▸ Data to process
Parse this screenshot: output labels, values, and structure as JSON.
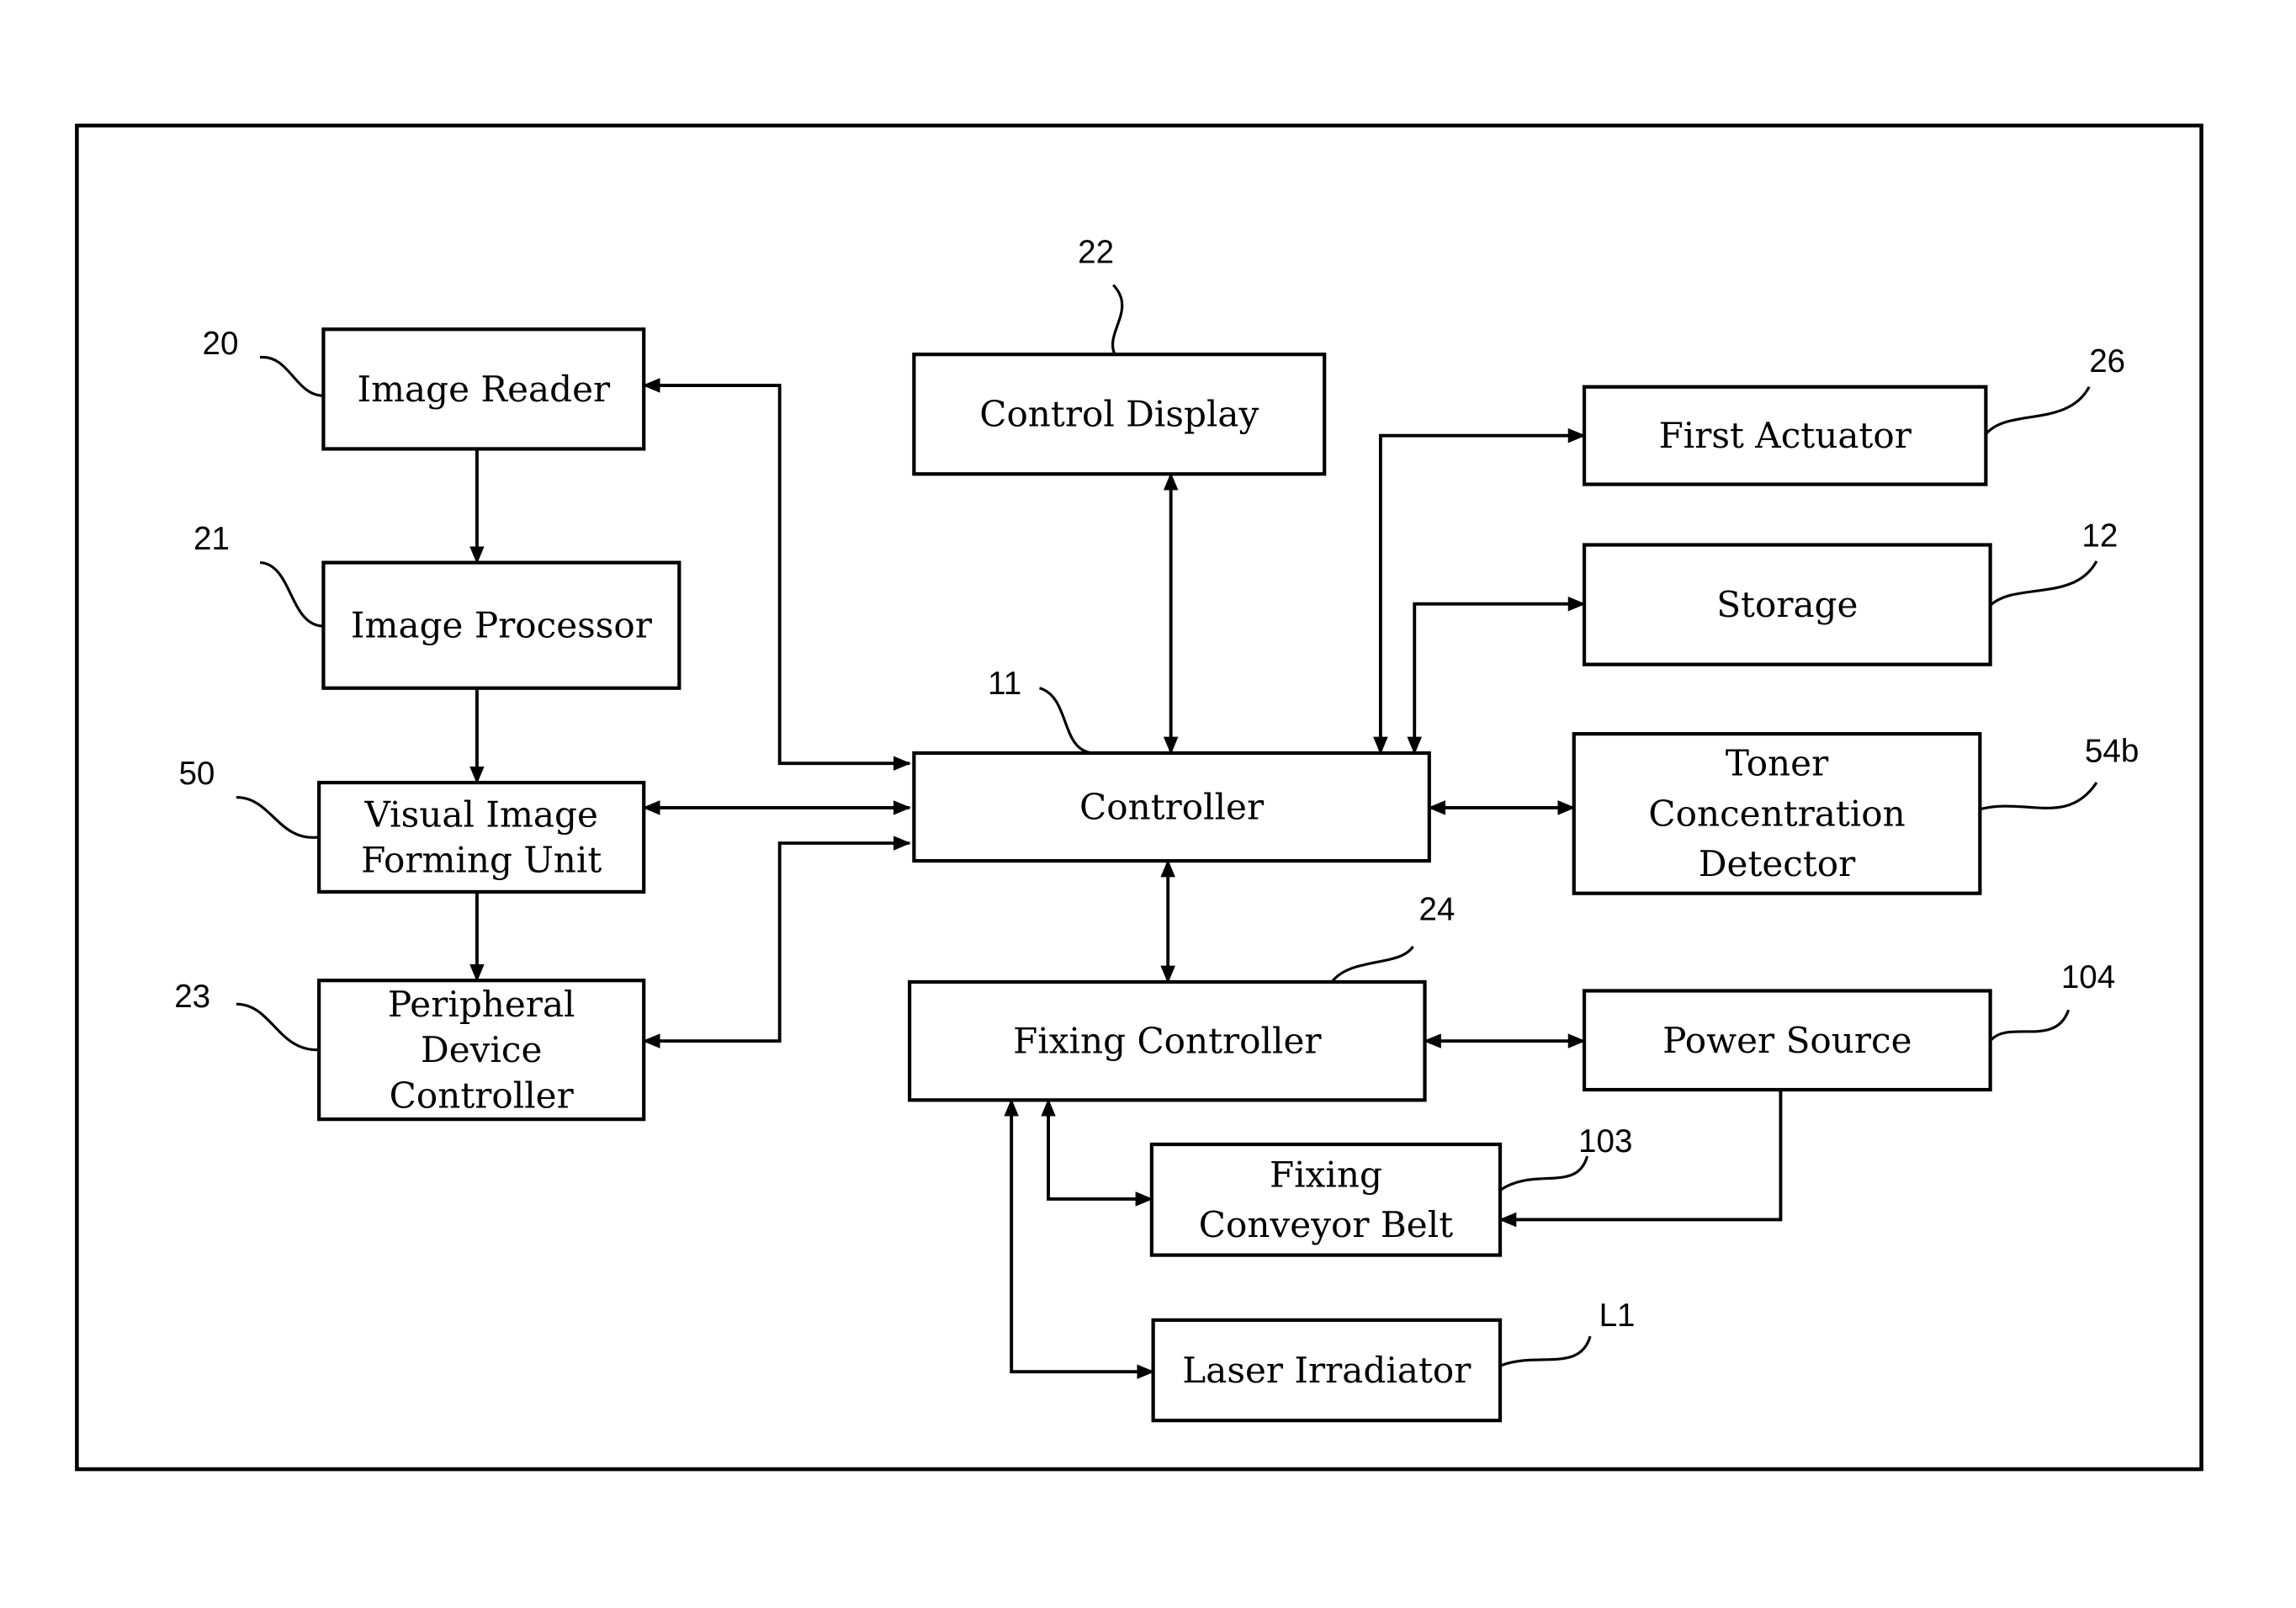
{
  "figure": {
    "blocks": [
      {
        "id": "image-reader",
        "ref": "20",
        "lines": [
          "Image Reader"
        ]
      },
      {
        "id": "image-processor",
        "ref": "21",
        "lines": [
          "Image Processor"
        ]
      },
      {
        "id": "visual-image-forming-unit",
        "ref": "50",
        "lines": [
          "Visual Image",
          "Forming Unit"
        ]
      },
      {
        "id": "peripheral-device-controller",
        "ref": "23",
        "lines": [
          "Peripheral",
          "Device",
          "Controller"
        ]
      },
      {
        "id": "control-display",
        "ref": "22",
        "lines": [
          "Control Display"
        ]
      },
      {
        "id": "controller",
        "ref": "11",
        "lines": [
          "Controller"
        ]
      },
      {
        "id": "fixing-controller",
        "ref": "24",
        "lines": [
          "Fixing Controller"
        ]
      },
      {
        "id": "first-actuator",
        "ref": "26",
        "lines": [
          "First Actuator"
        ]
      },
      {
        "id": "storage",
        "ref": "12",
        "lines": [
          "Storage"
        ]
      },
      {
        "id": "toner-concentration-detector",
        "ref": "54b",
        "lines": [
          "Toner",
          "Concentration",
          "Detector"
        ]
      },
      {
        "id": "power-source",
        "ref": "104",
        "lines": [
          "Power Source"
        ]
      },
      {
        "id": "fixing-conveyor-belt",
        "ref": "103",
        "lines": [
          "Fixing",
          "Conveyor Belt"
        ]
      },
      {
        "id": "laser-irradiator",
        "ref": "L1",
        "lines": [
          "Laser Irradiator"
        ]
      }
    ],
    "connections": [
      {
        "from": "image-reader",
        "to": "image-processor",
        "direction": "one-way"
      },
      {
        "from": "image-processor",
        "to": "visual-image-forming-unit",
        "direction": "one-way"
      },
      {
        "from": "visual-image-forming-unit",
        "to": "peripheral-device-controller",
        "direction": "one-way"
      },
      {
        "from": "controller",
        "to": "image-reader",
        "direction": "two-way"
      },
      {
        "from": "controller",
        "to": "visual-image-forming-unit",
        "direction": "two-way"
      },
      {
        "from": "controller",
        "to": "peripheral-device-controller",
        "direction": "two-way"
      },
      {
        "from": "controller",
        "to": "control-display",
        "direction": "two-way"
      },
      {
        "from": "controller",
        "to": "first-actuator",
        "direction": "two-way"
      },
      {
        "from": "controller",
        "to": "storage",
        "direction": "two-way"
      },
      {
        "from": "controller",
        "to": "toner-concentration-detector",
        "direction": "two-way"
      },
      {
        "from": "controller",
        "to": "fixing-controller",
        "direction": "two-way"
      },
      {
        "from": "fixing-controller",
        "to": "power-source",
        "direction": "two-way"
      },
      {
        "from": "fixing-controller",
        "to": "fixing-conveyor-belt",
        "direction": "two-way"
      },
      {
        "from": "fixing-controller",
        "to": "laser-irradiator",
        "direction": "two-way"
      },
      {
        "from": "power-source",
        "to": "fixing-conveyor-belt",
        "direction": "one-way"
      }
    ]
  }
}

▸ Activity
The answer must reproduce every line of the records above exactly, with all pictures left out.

▸ Answer to this problem
Parse this screenshot: output labels, values, and structure as JSON.
{
  "figure": {
    "blocks": [
      {
        "id": "image-reader",
        "ref": "20",
        "lines": [
          "Image Reader"
        ]
      },
      {
        "id": "image-processor",
        "ref": "21",
        "lines": [
          "Image Processor"
        ]
      },
      {
        "id": "visual-image-forming-unit",
        "ref": "50",
        "lines": [
          "Visual Image",
          "Forming Unit"
        ]
      },
      {
        "id": "peripheral-device-controller",
        "ref": "23",
        "lines": [
          "Peripheral",
          "Device",
          "Controller"
        ]
      },
      {
        "id": "control-display",
        "ref": "22",
        "lines": [
          "Control Display"
        ]
      },
      {
        "id": "controller",
        "ref": "11",
        "lines": [
          "Controller"
        ]
      },
      {
        "id": "fixing-controller",
        "ref": "24",
        "lines": [
          "Fixing Controller"
        ]
      },
      {
        "id": "first-actuator",
        "ref": "26",
        "lines": [
          "First Actuator"
        ]
      },
      {
        "id": "storage",
        "ref": "12",
        "lines": [
          "Storage"
        ]
      },
      {
        "id": "toner-concentration-detector",
        "ref": "54b",
        "lines": [
          "Toner",
          "Concentration",
          "Detector"
        ]
      },
      {
        "id": "power-source",
        "ref": "104",
        "lines": [
          "Power Source"
        ]
      },
      {
        "id": "fixing-conveyor-belt",
        "ref": "103",
        "lines": [
          "Fixing",
          "Conveyor Belt"
        ]
      },
      {
        "id": "laser-irradiator",
        "ref": "L1",
        "lines": [
          "Laser Irradiator"
        ]
      }
    ],
    "connections": [
      {
        "from": "image-reader",
        "to": "image-processor",
        "direction": "one-way"
      },
      {
        "from": "image-processor",
        "to": "visual-image-forming-unit",
        "direction": "one-way"
      },
      {
        "from": "visual-image-forming-unit",
        "to": "peripheral-device-controller",
        "direction": "one-way"
      },
      {
        "from": "controller",
        "to": "image-reader",
        "direction": "two-way"
      },
      {
        "from": "controller",
        "to": "visual-image-forming-unit",
        "direction": "two-way"
      },
      {
        "from": "controller",
        "to": "peripheral-device-controller",
        "direction": "two-way"
      },
      {
        "from": "controller",
        "to": "control-display",
        "direction": "two-way"
      },
      {
        "from": "controller",
        "to": "first-actuator",
        "direction": "two-way"
      },
      {
        "from": "controller",
        "to": "storage",
        "direction": "two-way"
      },
      {
        "from": "controller",
        "to": "toner-concentration-detector",
        "direction": "two-way"
      },
      {
        "from": "controller",
        "to": "fixing-controller",
        "direction": "two-way"
      },
      {
        "from": "fixing-controller",
        "to": "power-source",
        "direction": "two-way"
      },
      {
        "from": "fixing-controller",
        "to": "fixing-conveyor-belt",
        "direction": "two-way"
      },
      {
        "from": "fixing-controller",
        "to": "laser-irradiator",
        "direction": "two-way"
      },
      {
        "from": "power-source",
        "to": "fixing-conveyor-belt",
        "direction": "one-way"
      }
    ]
  }
}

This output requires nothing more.